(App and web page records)
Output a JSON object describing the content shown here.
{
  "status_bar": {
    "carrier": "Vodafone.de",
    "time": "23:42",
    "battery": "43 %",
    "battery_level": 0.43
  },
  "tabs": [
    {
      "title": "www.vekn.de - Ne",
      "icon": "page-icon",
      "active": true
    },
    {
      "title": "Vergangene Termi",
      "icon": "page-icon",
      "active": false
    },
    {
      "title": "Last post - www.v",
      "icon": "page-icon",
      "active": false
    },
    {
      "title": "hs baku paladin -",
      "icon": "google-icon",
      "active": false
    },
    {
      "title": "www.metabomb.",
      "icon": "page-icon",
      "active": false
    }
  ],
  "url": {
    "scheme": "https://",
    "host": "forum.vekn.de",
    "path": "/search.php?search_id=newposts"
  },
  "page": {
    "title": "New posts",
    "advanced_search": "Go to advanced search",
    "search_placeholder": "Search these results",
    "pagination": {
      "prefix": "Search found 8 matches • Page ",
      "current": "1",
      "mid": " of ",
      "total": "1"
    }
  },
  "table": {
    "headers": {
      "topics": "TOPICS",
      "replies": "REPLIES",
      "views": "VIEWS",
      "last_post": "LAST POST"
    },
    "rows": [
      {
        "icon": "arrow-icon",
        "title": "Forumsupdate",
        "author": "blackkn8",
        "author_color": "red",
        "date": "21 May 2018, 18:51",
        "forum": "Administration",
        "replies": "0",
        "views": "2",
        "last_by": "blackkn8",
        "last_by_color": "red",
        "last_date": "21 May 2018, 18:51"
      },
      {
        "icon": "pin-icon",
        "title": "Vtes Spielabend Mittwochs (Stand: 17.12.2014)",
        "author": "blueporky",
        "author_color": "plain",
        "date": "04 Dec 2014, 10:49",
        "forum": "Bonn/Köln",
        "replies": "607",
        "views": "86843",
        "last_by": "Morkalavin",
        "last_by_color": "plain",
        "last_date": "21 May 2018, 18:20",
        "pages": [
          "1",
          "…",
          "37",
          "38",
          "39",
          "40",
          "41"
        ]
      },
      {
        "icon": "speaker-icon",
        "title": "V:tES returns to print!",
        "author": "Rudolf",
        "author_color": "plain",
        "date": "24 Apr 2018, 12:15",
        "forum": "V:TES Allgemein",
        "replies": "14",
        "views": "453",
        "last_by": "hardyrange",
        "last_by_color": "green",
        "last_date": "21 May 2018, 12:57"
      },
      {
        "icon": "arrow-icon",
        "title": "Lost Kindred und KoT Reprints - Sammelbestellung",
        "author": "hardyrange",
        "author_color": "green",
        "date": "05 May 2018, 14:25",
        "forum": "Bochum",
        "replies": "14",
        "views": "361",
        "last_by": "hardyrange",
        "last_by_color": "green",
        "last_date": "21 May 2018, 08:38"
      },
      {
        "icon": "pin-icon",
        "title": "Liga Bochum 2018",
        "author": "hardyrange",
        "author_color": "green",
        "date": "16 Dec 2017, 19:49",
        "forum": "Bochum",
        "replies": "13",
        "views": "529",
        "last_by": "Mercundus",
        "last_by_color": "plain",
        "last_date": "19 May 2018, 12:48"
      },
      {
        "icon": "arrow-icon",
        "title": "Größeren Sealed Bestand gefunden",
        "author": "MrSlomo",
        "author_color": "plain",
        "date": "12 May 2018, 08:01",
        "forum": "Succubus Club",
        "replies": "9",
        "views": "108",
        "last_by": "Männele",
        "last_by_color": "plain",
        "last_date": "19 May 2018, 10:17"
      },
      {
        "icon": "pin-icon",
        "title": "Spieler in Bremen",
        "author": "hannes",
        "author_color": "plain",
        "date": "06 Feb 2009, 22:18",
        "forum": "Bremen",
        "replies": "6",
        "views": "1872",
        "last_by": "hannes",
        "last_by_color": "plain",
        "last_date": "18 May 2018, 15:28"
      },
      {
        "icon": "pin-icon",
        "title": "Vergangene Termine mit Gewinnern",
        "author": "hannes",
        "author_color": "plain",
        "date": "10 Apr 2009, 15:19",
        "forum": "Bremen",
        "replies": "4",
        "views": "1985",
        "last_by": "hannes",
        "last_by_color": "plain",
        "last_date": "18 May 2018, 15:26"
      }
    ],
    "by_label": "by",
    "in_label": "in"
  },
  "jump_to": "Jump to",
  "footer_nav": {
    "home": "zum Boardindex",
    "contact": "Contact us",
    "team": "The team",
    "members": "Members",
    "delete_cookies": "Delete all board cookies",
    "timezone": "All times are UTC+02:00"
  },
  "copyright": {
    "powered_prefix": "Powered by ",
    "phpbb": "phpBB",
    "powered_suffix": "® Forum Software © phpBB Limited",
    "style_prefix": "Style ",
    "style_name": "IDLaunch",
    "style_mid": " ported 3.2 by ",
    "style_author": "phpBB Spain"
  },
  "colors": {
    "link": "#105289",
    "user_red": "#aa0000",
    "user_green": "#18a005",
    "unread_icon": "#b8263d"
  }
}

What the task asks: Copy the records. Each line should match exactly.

Output for this task:
Output a JSON object describing the content shown here.
{
  "status_bar": {
    "carrier": "Vodafone.de",
    "time": "23:42",
    "battery": "43 %",
    "battery_level": 0.43
  },
  "tabs": [
    {
      "title": "www.vekn.de - Ne",
      "icon": "page-icon",
      "active": true
    },
    {
      "title": "Vergangene Termi",
      "icon": "page-icon",
      "active": false
    },
    {
      "title": "Last post - www.v",
      "icon": "page-icon",
      "active": false
    },
    {
      "title": "hs baku paladin -",
      "icon": "google-icon",
      "active": false
    },
    {
      "title": "www.metabomb.",
      "icon": "page-icon",
      "active": false
    }
  ],
  "url": {
    "scheme": "https://",
    "host": "forum.vekn.de",
    "path": "/search.php?search_id=newposts"
  },
  "page": {
    "title": "New posts",
    "advanced_search": "Go to advanced search",
    "search_placeholder": "Search these results",
    "pagination": {
      "prefix": "Search found 8 matches • Page ",
      "current": "1",
      "mid": " of ",
      "total": "1"
    }
  },
  "table": {
    "headers": {
      "topics": "TOPICS",
      "replies": "REPLIES",
      "views": "VIEWS",
      "last_post": "LAST POST"
    },
    "rows": [
      {
        "icon": "arrow-icon",
        "title": "Forumsupdate",
        "author": "blackkn8",
        "author_color": "red",
        "date": "21 May 2018, 18:51",
        "forum": "Administration",
        "replies": "0",
        "views": "2",
        "last_by": "blackkn8",
        "last_by_color": "red",
        "last_date": "21 May 2018, 18:51"
      },
      {
        "icon": "pin-icon",
        "title": "Vtes Spielabend Mittwochs (Stand: 17.12.2014)",
        "author": "blueporky",
        "author_color": "plain",
        "date": "04 Dec 2014, 10:49",
        "forum": "Bonn/Köln",
        "replies": "607",
        "views": "86843",
        "last_by": "Morkalavin",
        "last_by_color": "plain",
        "last_date": "21 May 2018, 18:20",
        "pages": [
          "1",
          "…",
          "37",
          "38",
          "39",
          "40",
          "41"
        ]
      },
      {
        "icon": "speaker-icon",
        "title": "V:tES returns to print!",
        "author": "Rudolf",
        "author_color": "plain",
        "date": "24 Apr 2018, 12:15",
        "forum": "V:TES Allgemein",
        "replies": "14",
        "views": "453",
        "last_by": "hardyrange",
        "last_by_color": "green",
        "last_date": "21 May 2018, 12:57"
      },
      {
        "icon": "arrow-icon",
        "title": "Lost Kindred und KoT Reprints - Sammelbestellung",
        "author": "hardyrange",
        "author_color": "green",
        "date": "05 May 2018, 14:25",
        "forum": "Bochum",
        "replies": "14",
        "views": "361",
        "last_by": "hardyrange",
        "last_by_color": "green",
        "last_date": "21 May 2018, 08:38"
      },
      {
        "icon": "pin-icon",
        "title": "Liga Bochum 2018",
        "author": "hardyrange",
        "author_color": "green",
        "date": "16 Dec 2017, 19:49",
        "forum": "Bochum",
        "replies": "13",
        "views": "529",
        "last_by": "Mercundus",
        "last_by_color": "plain",
        "last_date": "19 May 2018, 12:48"
      },
      {
        "icon": "arrow-icon",
        "title": "Größeren Sealed Bestand gefunden",
        "author": "MrSlomo",
        "author_color": "plain",
        "date": "12 May 2018, 08:01",
        "forum": "Succubus Club",
        "replies": "9",
        "views": "108",
        "last_by": "Männele",
        "last_by_color": "plain",
        "last_date": "19 May 2018, 10:17"
      },
      {
        "icon": "pin-icon",
        "title": "Spieler in Bremen",
        "author": "hannes",
        "author_color": "plain",
        "date": "06 Feb 2009, 22:18",
        "forum": "Bremen",
        "replies": "6",
        "views": "1872",
        "last_by": "hannes",
        "last_by_color": "plain",
        "last_date": "18 May 2018, 15:28"
      },
      {
        "icon": "pin-icon",
        "title": "Vergangene Termine mit Gewinnern",
        "author": "hannes",
        "author_color": "plain",
        "date": "10 Apr 2009, 15:19",
        "forum": "Bremen",
        "replies": "4",
        "views": "1985",
        "last_by": "hannes",
        "last_by_color": "plain",
        "last_date": "18 May 2018, 15:26"
      }
    ],
    "by_label": "by",
    "in_label": "in"
  },
  "jump_to": "Jump to",
  "footer_nav": {
    "home": "zum Boardindex",
    "contact": "Contact us",
    "team": "The team",
    "members": "Members",
    "delete_cookies": "Delete all board cookies",
    "timezone": "All times are UTC+02:00"
  },
  "copyright": {
    "powered_prefix": "Powered by ",
    "phpbb": "phpBB",
    "powered_suffix": "® Forum Software © phpBB Limited",
    "style_prefix": "Style ",
    "style_name": "IDLaunch",
    "style_mid": " ported 3.2 by ",
    "style_author": "phpBB Spain"
  },
  "colors": {
    "link": "#105289",
    "user_red": "#aa0000",
    "user_green": "#18a005",
    "unread_icon": "#b8263d"
  }
}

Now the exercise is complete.